„I was fascinated by the idea, so I installed this image in the space once more,” the artist describes her artwork, titled 90 tennis balls, which gave name to the entire exhibit. “The bright green balls were installed on the black metal machinery. The situation reminded me of A. Breton’s surrealist quote: ‘As beautiful as the chance encounter of a sewing machine and an umbrella on an operating table.’”
As mentioned before, tennis plays an important role for Vendule even on a personal level: “As a kid I wanted to be a famous tennis player. I used to play against myself on the garage door and I counted how many times I hit the ball before it fell. I think I was really good at it.”
Firm thighs, flat stomach and shapely hips

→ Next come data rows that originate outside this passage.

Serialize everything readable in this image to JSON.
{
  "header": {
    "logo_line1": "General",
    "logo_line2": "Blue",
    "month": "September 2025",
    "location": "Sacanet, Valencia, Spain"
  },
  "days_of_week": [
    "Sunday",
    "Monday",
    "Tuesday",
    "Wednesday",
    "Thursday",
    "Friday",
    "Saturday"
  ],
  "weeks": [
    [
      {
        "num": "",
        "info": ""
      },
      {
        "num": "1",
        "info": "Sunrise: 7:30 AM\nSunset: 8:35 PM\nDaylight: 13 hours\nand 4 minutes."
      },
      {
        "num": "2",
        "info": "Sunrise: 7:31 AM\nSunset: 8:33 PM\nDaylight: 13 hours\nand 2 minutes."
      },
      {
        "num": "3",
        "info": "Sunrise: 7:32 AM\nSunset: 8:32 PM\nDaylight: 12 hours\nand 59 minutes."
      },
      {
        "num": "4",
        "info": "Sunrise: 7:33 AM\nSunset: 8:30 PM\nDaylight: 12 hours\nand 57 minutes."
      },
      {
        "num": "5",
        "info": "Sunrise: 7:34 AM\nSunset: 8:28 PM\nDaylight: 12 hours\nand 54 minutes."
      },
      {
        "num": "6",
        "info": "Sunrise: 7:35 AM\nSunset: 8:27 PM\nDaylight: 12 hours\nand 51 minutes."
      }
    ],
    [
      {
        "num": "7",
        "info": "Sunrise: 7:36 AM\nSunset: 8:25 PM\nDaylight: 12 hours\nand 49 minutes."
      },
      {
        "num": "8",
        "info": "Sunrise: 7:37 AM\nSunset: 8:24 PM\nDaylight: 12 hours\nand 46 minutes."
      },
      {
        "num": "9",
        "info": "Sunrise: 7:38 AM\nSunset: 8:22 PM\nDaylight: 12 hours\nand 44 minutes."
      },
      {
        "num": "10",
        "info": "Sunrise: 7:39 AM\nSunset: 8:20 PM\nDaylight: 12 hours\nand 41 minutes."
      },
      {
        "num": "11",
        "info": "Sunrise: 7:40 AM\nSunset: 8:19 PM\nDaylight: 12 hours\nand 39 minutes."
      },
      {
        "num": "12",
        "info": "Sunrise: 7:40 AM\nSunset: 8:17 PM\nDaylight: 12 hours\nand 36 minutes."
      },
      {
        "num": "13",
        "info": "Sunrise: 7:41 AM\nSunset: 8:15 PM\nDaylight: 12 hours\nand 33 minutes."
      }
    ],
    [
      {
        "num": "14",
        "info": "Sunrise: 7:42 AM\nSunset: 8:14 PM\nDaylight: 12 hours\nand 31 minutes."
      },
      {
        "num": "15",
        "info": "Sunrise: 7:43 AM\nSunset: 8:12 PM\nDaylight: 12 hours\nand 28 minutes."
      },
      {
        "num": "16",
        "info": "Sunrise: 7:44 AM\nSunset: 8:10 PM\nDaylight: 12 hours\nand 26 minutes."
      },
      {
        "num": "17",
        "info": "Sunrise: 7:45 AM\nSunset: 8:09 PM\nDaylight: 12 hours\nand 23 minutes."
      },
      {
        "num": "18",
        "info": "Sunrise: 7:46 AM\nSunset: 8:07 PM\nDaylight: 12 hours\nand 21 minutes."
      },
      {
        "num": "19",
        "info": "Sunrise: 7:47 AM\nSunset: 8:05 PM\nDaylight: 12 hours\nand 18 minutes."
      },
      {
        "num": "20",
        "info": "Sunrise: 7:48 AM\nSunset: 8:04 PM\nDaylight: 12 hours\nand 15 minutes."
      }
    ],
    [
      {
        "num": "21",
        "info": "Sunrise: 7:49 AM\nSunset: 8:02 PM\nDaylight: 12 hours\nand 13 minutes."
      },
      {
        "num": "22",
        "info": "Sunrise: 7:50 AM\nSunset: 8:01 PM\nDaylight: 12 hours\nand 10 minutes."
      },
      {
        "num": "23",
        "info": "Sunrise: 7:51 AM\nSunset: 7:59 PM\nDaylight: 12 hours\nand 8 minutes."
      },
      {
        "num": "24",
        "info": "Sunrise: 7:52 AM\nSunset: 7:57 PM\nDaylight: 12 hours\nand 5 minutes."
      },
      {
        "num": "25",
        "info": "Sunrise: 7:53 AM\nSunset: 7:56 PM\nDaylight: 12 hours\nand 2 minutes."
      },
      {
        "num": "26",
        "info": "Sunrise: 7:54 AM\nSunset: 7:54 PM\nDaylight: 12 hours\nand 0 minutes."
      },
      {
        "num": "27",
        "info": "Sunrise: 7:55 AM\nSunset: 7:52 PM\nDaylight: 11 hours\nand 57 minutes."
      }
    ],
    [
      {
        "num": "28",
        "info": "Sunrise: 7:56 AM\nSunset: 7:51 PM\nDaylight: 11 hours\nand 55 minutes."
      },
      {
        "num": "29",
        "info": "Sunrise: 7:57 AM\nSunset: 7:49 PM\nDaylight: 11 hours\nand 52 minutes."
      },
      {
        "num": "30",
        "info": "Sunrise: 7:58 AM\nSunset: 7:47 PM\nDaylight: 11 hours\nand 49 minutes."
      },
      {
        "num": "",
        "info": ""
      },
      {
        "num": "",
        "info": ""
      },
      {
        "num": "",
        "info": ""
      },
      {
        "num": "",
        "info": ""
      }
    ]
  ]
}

Vendula Chalánková started making comic strips while she was still at university. The first impulse was her trip to India, where she made her first works in this field.
She cuts out her comic book heroes from coloured paper and folds them from basic geometric shapes which she draws on with markers. Each strip is usually made from three panels depicting a dialogue between two characters. She bases the plots on her own experience and stories from friends - relationships, financial situation, feminism, embarrassing situations from everyday life, or classic “female” problems, like trying to keep in shape or intentionally trying to stand up to this societal pressure. The artist captures these complex situations with admirable ease but says that their humour develops over time. Apart from a smile that her warmhearted rendition invokes we can also clearly feel her comics showing us a mirror.
The author has been collecting materials for her so-called Tragicomic series since 2004 and published in 2015 in a book titled Why aren’t you like the guys at work? for which she’s been nominated for the Muriel award.
Vendula Chalánková is a Czech illustrator, conceptual artist, and comic book creator. She was born in 1981 in Přerov and studied at the Faculty of Fine Arts in Brno at the Atelier of Environmental Art under Marian Palla and Vladimír Merta, where she graduated in 2006. That same year, she received the Josef, Marie and Zdenka Hlávkovy Award for Young Talent. In 2009 she was given another prize, this time Zlatá stuha (The Golden Ribbon) for her illustration of the book Little Red Riding-hood. This year, she placed second in the international competition Mural Bazaly in Ostrava. Her works are represented in the collections of the National Gallery, Cheb Fine Art Gallery, Olomouc Gallery of Art or the Museum für Angewandte Kunst in Vienna. She lives in Troubky nad Bečvou and in Brno and keeps four cats.